This gives you a chance to look at the relative pros and cons of each different plan all at the same time. It won’t feel as good in the short term, but looking back you will see that a decision was made much quicker and everyone could move on from the task, which is much better than lingering on something for weeks.
Move Through Their Vague Language
An indecisive boss likes to just keep things open as long as possible because they don’t want to take risks or make anyone unhappy. They don’t want to say “no”, because they want everybody to love them. So, you need to be the helping hand that reduces their need for endless ideas.
You’re trying to help them converge down to the point of a decision. Whilst most of the time I’m a huge advocate for open-ended questions to help understand how your boss is thinking, in this case, you’re probably only getting a window into the very foggy things going on in their head. Instead, you want to do the opposite by cutting through the fog and asking very clear, directed and closed-ended questions.
For example, if your boss says, “I love this idea!” then reply with a direct question like, “Am I authorized to start spending the budget?” There’s not much wiggle room for your indecisive boss to shrug your idea off with someone else’s “great idea” later.
Document Things They Say
In addition to asking closed-ended questions, you also want to very obviously document what is said in response to your idea. During the meeting, you can write on a whiteboard or in a notepad, just making it very clear that you’re documenting the boss’s words.
Once the meeting has finished and you’re back at your desk, you should send an email detailing what was just agreed, so that there is a physical record of it. Now there’s something that everyone can see that says “this is the call, this is what was discussed and now we’re moving forward.” Helping your indecisive boss to converge is a really key piece of the puzzle.
Don’t Reinforce Them

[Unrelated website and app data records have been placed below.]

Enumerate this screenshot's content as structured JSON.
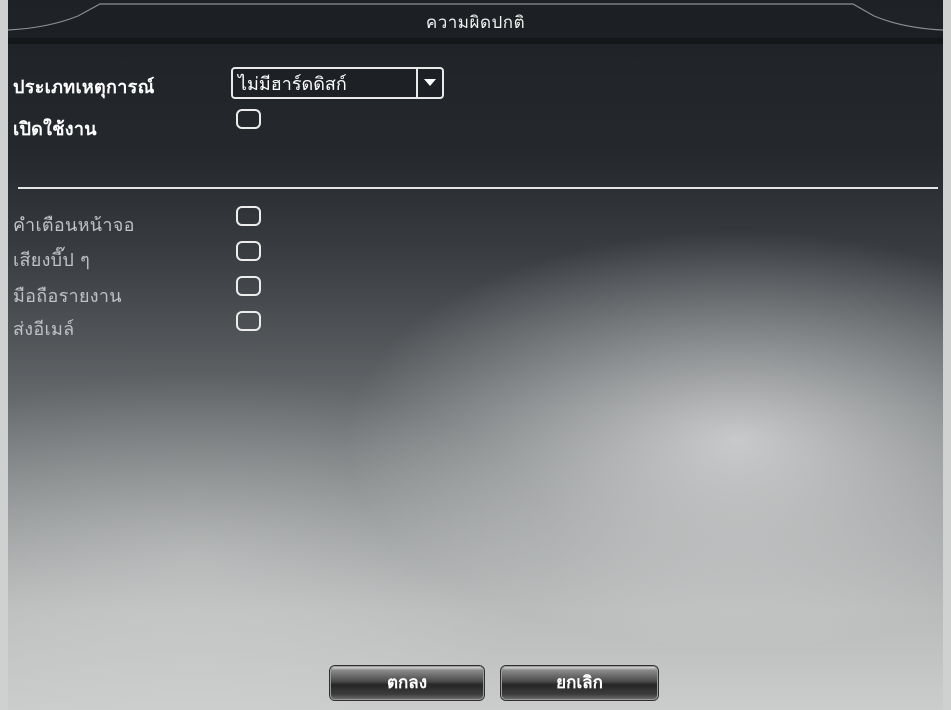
{
  "window": {
    "title": "ความผิดปกติ"
  },
  "settings": {
    "event_type_label": "ประเภทเหตุการณ์",
    "event_type_value": "ไม่มีฮาร์ดดิสก์",
    "enable_label": "เปิดใช้งาน"
  },
  "actions": {
    "screen_alert_label": "คำเตือนหน้าจอ",
    "beep_label": "เสียงบี๊ป ๆ",
    "mobile_report_label": "มือถือรายงาน",
    "send_email_label": "ส่งอีเมล์"
  },
  "buttons": {
    "ok_label": "ตกลง",
    "cancel_label": "ยกเลิก"
  },
  "icons": {
    "dropdown": "chevron-down-icon"
  },
  "colors": {
    "panel_dark": "#1e2125",
    "text": "#ffffff",
    "dim_text": "#bfc3c6"
  }
}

What happens with a lot of these indecisive bosses is they get lots of love, at least in the short term, for this enthusiastic, “I love you” kind of behavior. Yet they don’t get the kind of consequences they deserve for letting ideas slip and slide around, without any real action being made. Hence, what you need to do is not reinforce your boss. Do not give them any positive facial expressions or a grateful tone of voice, if all they’re doing is blowing sunshine at you.
Instead, you want to reserve your reinforcement for situations where they’re actually making a call. If you can see them deciding something or moving an idea forward, then be sure to reinforce that by saying, “I know this was a really tough call. I think that we’re going to be in a much better position now that you’ve made this decision.” You can do that even if the call didn’t go your way. If your boss understands that decisiveness gets them your respect, more than just giving you fake niceties all the time, then that’s going to encourage them to start making the decisions that have been backlogged.
Shifting your reinforcement and positive attention from situations where they’re showing you the love, to situations where they’re showing you the plan, is much better for everyone on the team.
Use the Coping Strategies
It can be hard to work for an indecisive boss, but by putting some strategies into place, you can make your work life and the lives of your teammates much easier. By staying calm and presenting risks upfront so that they don’t come back to bite you later on is a great starting point with any wishy-washy boss. Make sure where there’s the possibility to present multiple options at the same time, so that they have a perspective on the pros and cons and actually have to come to a decision. Then, really save your lavish praise for situations where they make a tough call as opposed to just situations where they take the easy way out and blind you with positive affirmations.
These tips will help you to cope a little bit more effectively and in some cases, they will likely even change your boss’s behavior, making them the better boss that you deserve.